Task directions
In this exercise, reproduce all the entries that follow exactly.

(Information supplied Opens)

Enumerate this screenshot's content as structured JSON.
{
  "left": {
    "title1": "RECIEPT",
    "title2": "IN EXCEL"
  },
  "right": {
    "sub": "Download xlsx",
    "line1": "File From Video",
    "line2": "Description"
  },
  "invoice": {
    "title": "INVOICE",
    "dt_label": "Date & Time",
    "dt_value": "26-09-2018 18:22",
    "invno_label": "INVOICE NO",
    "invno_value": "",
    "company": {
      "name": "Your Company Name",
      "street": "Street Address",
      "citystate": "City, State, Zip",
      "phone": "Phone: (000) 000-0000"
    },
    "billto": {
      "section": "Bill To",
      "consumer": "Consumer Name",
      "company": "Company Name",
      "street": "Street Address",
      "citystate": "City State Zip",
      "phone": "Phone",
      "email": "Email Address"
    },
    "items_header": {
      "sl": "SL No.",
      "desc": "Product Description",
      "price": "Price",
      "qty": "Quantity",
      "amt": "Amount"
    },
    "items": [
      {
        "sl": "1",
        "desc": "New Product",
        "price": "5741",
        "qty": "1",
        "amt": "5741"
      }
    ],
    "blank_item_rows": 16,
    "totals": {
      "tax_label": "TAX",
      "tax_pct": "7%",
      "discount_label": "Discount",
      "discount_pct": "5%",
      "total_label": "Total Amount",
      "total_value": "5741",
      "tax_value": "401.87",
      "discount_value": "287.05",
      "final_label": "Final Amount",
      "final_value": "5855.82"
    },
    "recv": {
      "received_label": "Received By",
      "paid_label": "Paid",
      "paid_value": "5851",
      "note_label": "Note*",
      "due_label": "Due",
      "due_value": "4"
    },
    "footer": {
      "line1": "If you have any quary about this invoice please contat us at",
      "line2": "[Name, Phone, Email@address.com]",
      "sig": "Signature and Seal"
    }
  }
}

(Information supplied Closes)

Worked solution
Enumerate this screenshot's content as structured JSON.
{
  "left": {
    "title1": "RECIEPT",
    "title2": "IN EXCEL"
  },
  "right": {
    "sub": "Download xlsx",
    "line1": "File From Video",
    "line2": "Description"
  },
  "invoice": {
    "title": "INVOICE",
    "dt_label": "Date & Time",
    "dt_value": "26-09-2018 18:22",
    "invno_label": "INVOICE NO",
    "invno_value": "",
    "company": {
      "name": "Your Company Name",
      "street": "Street Address",
      "citystate": "City, State, Zip",
      "phone": "Phone: (000) 000-0000"
    },
    "billto": {
      "section": "Bill To",
      "consumer": "Consumer Name",
      "company": "Company Name",
      "street": "Street Address",
      "citystate": "City State Zip",
      "phone": "Phone",
      "email": "Email Address"
    },
    "items_header": {
      "sl": "SL No.",
      "desc": "Product Description",
      "price": "Price",
      "qty": "Quantity",
      "amt": "Amount"
    },
    "items": [
      {
        "sl": "1",
        "desc": "New Product",
        "price": "5741",
        "qty": "1",
        "amt": "5741"
      }
    ],
    "blank_item_rows": 16,
    "totals": {
      "tax_label": "TAX",
      "tax_pct": "7%",
      "discount_label": "Discount",
      "discount_pct": "5%",
      "total_label": "Total Amount",
      "total_value": "5741",
      "tax_value": "401.87",
      "discount_value": "287.05",
      "final_label": "Final Amount",
      "final_value": "5855.82"
    },
    "recv": {
      "received_label": "Received By",
      "paid_label": "Paid",
      "paid_value": "5851",
      "note_label": "Note*",
      "due_label": "Due",
      "due_value": "4"
    },
    "footer": {
      "line1": "If you have any quary about this invoice please contat us at",
      "line2": "[Name, Phone, Email@address.com]",
      "sig": "Signature and Seal"
    }
  }
}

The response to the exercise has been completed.